Reynolds Price has long been one of America's most acclaimed and accomplished men of letters-- the author of novels, stories, poems, essays, plays, and a memoir. In "A Whole New Life", however, he steps from behind that roster of achievements to pre sentus with a more personal story, a narra tiveas intimate and compelling as any work of the imagination.
In 1984 a large cancer was discovered in his spinal cord ("The tumor was pencil-thick and gray-colored, ten inches long from my neck-hair downward"). Here, for the first time, Price recounts without self-pity what became a long struggle to withstand and recover from this appalling, if all too common, affliction (one American in three will experience some form of cancer). He charts the first puzzling symptoms; the urgent surgery that fails to remove the growth and the radiation that temporarily arrests it (but hurries his loss of control of his lower body); the occasionally comic trials of rehab; the steady rise of severe pain and reliance on drugs; two further radical surgeries; the sustaining force of a certain religious vision; an eventual discovery of help from biofeedback and hypnosis; and the miraculous return of his powers as a writer in a new, active life.
Beyond the particulars of pain and mortal illness, larger concerns surface here-- a determination to get on with the human interaction that is so much a part of this writer It's much-loved work, the gratitude he feels toward kin and friends and some (though by no means all) doctors, the return to his prolific work, and the "now appalling, now astonishing grace of God."

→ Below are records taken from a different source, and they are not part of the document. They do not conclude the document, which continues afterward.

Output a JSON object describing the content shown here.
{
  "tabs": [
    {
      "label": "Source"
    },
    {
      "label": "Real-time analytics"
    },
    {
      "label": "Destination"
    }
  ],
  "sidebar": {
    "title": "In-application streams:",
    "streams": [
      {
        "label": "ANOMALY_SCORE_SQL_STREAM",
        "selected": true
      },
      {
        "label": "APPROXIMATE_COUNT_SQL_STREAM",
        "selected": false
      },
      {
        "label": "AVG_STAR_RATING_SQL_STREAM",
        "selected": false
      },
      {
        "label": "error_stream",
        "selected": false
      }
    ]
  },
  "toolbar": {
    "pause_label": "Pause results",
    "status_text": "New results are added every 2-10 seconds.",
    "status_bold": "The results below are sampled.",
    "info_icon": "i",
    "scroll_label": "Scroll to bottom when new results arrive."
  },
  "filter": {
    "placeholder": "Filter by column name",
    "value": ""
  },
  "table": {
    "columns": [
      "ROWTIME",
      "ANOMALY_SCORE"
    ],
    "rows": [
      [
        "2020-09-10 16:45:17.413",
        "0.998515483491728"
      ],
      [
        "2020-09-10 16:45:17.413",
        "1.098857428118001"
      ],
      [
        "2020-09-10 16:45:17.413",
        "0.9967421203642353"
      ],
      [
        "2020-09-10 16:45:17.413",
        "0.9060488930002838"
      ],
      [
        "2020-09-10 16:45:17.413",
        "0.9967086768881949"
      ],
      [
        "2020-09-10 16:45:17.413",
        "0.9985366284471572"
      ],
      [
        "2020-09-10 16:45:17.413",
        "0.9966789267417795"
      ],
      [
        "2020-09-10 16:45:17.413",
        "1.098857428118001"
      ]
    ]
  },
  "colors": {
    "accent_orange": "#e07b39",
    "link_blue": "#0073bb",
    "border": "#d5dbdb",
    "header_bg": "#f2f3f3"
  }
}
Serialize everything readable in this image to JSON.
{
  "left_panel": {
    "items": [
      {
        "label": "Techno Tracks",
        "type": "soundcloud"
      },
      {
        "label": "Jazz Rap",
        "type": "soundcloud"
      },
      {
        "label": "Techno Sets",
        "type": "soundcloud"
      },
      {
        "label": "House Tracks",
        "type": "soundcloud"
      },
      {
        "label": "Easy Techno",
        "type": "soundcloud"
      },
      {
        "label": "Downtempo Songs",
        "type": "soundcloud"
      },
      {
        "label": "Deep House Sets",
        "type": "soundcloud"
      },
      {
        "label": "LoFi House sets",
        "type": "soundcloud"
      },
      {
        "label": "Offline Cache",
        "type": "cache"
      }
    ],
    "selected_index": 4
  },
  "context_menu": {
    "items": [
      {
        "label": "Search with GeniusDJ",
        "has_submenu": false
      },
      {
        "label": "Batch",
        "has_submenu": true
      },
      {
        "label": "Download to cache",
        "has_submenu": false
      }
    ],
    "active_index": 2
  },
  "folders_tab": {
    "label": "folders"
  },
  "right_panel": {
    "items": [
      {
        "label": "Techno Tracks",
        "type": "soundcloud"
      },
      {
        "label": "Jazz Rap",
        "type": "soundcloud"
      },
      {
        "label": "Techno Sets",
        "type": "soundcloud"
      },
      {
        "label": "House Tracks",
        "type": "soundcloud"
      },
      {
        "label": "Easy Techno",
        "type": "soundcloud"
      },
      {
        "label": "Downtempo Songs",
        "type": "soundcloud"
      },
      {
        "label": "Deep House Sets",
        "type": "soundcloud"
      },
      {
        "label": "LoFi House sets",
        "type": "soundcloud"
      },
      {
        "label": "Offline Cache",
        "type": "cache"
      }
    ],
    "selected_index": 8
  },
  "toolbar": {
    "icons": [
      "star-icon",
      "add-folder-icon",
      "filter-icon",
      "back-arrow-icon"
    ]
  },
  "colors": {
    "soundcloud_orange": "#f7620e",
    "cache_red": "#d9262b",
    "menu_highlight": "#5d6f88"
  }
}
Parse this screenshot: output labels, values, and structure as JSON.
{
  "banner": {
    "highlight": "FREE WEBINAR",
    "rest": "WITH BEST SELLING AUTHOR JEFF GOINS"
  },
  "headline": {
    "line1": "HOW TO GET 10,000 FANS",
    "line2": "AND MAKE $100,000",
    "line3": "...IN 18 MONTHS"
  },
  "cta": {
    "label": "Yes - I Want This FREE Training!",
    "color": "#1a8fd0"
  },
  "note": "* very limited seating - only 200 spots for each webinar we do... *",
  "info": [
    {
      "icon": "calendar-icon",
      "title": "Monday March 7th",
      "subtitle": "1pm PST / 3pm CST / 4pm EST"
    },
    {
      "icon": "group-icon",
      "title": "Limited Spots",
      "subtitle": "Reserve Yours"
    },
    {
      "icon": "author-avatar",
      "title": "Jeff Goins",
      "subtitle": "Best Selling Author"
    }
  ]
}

"A Whole New Life" offers more than the portrait of one brave person in tribulation; it offers honest insight, realistic encouragement, and inspiration to others who suffer the bafflement of catastrophic illness or who know someone who does or will.